WORK TO BE COMPLETED
Take the data below and filter it for lines containing the word "accent"; show each line found.

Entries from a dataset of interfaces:
++++++++++
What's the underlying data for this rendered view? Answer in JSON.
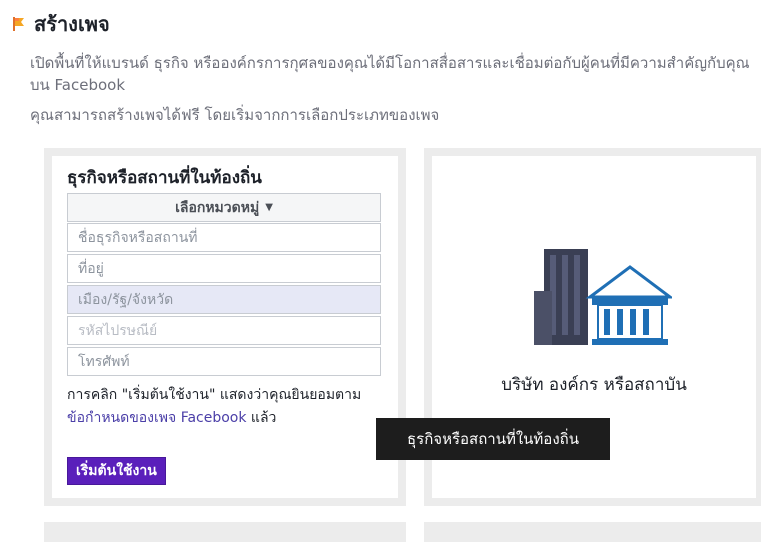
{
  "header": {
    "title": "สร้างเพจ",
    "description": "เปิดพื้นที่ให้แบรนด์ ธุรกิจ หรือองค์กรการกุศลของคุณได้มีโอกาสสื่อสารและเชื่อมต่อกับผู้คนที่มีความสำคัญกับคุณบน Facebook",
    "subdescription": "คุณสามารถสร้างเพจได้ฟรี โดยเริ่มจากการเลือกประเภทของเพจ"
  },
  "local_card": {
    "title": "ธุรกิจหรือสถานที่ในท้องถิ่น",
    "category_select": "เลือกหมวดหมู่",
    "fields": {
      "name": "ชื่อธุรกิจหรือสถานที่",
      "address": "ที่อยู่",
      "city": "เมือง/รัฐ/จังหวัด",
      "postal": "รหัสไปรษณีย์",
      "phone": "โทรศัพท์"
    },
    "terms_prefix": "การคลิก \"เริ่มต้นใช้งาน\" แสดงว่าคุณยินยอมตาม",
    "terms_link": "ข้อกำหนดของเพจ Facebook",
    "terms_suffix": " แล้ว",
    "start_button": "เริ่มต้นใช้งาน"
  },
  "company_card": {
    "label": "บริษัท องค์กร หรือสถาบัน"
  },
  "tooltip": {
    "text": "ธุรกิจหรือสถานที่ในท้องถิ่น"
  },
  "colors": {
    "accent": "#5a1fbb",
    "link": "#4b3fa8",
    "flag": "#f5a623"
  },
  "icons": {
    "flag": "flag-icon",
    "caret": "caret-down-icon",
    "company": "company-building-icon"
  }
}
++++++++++
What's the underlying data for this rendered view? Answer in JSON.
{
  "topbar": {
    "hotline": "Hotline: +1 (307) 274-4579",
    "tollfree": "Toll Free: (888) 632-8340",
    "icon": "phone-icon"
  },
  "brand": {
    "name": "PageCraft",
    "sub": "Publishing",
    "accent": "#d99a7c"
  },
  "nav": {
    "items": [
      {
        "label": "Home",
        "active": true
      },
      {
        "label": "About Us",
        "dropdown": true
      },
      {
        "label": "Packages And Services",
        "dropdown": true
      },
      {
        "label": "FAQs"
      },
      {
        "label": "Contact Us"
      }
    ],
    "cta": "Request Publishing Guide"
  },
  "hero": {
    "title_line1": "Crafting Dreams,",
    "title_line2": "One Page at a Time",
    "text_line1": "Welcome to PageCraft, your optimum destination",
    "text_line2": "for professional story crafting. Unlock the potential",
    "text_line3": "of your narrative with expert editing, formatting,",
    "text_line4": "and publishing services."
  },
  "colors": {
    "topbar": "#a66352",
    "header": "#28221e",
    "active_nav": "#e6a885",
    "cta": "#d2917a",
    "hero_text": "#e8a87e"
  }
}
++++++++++
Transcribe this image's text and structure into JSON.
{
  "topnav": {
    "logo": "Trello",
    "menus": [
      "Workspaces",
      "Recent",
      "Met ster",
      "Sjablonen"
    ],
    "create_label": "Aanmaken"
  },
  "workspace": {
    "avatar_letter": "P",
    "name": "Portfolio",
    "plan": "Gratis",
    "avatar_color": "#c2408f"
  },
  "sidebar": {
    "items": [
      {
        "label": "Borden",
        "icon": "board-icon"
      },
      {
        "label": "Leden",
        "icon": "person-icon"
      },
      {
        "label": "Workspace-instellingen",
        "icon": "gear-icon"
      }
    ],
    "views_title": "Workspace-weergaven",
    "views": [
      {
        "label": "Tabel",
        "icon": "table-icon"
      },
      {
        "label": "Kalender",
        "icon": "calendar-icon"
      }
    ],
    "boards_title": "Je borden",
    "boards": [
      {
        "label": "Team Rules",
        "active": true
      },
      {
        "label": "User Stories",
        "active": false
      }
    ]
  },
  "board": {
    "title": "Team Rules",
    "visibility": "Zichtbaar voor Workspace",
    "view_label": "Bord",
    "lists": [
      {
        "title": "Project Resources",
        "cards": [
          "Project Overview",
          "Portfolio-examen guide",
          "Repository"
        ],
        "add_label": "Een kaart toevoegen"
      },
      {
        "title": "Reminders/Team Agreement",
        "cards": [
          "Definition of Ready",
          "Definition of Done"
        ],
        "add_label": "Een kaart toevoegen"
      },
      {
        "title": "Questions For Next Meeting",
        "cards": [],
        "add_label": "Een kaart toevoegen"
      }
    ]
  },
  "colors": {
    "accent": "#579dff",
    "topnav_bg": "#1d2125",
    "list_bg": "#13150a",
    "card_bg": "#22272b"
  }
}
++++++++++
RESPONSE
    "accent": "#5a1fbb",
    "accent": "#d99a7c"
    "accent": "#579dff",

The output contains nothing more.